Yesterday evening, the dogs romped in our meadow, glowing orange in their hunting-season vests. In the photo below, the dogs ran underneath a tree that has a deer leg decorating it. That leg has hung in the same spot for years, to keep it out of the dogs' reach. If you click on the photo, you can see greater detail.R emerged from the tree's umbrella bearing a small stick. Nobody can accuse the boy of lacking ambition!
Today, just K and I rolled out the door, heading into a damp and misty forest. We pedaled through a pine forest, across soft pine-needled trails with K forging the way. The arrival of a small band of elk, one with a massive rack, amped her energy to new heights.
When we arrived at a vista, we found that, yet again, clouds hid the flatlands with their fingers reaching up the valleys and gulches toward our mountains.K seemed profoundly uncomfortable on our favorite hill today with her ears pinned back and eyes darting from one side to another. It might've been the wind or an unseen scary animal. Her unhappy ears broadcast her discomfort in the photo above.
We wound along a ledge trail, dipping into gulches and then pedaling up to view points. The clouds chased us, gradually engulfing more of the surrounding hills. Their summits poked out of the clouds like islands in the ocean.
As we passed through a gulch, a small herd of elk galloped loudly across the trail ahead of us, hooves pounding the rocky ground as they descended into extremely rough terrain. K's verve skyrocketed. She usually leaves these creatures alone, but we had to stop to do some remedial training in the spot where the elk had crossed the trail. Hopefully, it's just excitement about seeing them for the first time in months.
Finally, we emerged in a meadow, now covered in brown dry grass and naked aspen trees, with the snowy mountains in the back ground. I love this spot.
After I dropped K off at home, I headed out solo, and somehow entered a time warp. I became so engrossed in my riding and the world around me that I lost all semblance of time sense. Now, that's a sign of a good ride, except when you have vet and dentist appointments to go to!

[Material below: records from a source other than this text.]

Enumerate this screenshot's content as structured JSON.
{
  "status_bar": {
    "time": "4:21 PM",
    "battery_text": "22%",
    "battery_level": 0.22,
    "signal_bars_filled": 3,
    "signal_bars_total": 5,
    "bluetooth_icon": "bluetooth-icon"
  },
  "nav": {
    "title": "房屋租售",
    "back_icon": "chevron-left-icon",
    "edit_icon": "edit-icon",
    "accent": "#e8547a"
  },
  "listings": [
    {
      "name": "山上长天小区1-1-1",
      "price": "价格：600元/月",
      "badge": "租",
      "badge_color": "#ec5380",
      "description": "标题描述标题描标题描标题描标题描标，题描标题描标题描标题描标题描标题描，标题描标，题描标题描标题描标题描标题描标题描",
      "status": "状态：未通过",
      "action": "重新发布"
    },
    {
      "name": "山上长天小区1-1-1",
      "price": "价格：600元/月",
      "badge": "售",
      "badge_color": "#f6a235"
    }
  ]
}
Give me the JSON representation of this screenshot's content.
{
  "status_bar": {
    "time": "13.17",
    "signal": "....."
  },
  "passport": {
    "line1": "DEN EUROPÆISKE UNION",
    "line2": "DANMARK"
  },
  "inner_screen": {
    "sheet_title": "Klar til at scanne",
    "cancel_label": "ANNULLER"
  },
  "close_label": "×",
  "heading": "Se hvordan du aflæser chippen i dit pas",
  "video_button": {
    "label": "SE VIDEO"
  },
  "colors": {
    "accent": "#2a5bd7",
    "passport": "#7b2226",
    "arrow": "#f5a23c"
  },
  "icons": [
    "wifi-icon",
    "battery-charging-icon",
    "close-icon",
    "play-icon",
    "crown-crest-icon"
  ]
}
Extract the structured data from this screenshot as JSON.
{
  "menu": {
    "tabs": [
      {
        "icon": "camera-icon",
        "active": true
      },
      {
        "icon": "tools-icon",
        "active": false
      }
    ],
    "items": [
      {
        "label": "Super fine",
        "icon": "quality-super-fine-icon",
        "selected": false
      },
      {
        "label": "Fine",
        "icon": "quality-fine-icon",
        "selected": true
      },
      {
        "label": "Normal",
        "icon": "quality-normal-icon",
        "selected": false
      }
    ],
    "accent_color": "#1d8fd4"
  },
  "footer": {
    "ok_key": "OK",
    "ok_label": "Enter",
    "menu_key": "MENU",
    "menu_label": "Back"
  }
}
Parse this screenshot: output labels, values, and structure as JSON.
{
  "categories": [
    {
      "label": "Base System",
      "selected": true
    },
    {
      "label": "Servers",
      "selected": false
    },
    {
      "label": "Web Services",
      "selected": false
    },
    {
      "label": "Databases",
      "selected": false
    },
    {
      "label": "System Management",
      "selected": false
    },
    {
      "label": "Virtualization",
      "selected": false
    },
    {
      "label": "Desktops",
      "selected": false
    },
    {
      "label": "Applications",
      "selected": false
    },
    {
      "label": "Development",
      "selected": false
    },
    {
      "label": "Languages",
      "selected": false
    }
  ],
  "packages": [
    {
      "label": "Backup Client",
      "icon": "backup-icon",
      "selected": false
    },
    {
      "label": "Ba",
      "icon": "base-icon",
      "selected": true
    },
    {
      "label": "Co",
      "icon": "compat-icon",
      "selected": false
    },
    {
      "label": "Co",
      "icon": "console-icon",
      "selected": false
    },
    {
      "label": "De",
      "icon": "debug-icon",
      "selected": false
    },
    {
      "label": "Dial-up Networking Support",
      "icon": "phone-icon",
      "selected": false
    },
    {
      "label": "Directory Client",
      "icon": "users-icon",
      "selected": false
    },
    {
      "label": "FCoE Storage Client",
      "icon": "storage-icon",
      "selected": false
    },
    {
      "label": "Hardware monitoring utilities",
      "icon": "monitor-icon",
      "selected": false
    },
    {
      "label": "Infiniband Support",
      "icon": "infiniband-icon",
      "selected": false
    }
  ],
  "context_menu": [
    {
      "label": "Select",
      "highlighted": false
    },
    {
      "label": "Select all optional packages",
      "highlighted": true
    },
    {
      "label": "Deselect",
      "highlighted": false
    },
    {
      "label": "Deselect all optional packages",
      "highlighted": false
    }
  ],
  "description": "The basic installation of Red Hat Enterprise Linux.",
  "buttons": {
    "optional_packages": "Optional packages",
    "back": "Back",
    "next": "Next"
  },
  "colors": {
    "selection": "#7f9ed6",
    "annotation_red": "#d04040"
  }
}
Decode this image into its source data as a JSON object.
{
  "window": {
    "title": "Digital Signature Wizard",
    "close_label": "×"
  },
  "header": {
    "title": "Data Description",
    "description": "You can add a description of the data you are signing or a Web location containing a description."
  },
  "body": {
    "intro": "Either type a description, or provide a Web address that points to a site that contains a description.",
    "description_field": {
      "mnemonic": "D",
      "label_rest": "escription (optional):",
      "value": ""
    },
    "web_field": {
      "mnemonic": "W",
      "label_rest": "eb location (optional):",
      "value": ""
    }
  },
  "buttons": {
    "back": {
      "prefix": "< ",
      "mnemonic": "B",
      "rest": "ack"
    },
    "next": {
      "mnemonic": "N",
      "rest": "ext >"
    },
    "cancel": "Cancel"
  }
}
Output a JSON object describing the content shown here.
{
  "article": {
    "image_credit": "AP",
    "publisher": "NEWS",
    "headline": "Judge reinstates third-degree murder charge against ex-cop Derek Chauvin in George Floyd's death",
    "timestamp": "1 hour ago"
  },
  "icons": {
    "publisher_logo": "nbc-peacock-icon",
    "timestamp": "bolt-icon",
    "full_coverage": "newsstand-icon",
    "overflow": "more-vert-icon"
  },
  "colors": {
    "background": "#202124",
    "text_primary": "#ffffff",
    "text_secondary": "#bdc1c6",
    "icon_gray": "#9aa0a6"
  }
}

A bobcat had taken my trail, leaving numerous scent posts smack in the middle of the path. I've read that the bobcat digs his shallow pit, leaving a scent from the sweat glands in his paws. Then, he leaves his scat either in the pit or on top of the small pile of dirt he created.
As I continued along my ridge trail, an odd series of events occurred, making me wonder if a large predator lurked nearby. A deer herd of about eight came sprinting over a rise, directly at me, and didn't seem eager to change course to avoid me. I waved my arms and yelled, worried that they'd trample me. They veered slightly to my right, down a slope, and into the forest. Their behavior led me to believe that some other animal, who scared them more than I did, prowled nearby.
As I rode onward warily, I saw movement up the slope in a boulder-strewn spot. I thought that I glimpsed the thick and muscular tawny legs of a cat, as the animal agilely negotiated the boulders. I stopped, dropped my bike, and tried to get a better view without going any closer. Alas, I couldn't see any more movement and didn't want to risk a confrontation. However, I did see what looked like a set of antlers sticking up from the midst of the boulders. I struggled mightily with my curiosity which was urging me to climb the slope and look at the antlers. But, I managed to stop myself - however, curiosity is going to be the end of me someday! Putting all of my observations together, I think that I may have stumbled across a deer that had just been killed and seen his herd fleeing.
I hopped back on my bike and rode toward home, with one eye constantly scanning behind me. Nothing else odd happened.
I arrived home, unscathed, but profoundly curious. I wonder what was going on in that dark section of forest. I never stop wondering and looking for clues about the daily life of our wild animals. I think that's part of why I love visiting the forest so much.The wild animals at home snarled, growled, and gnashed teeth in mock fighting. I think that K is feeling great based on her enthusiasm for playing with R. Notice that R has taken to 'self-handicapping', placing himself in a non-threatening position on his back, to entice the nervous K to play. R is learning the nuances of self-control so that other dogs will frolic with him!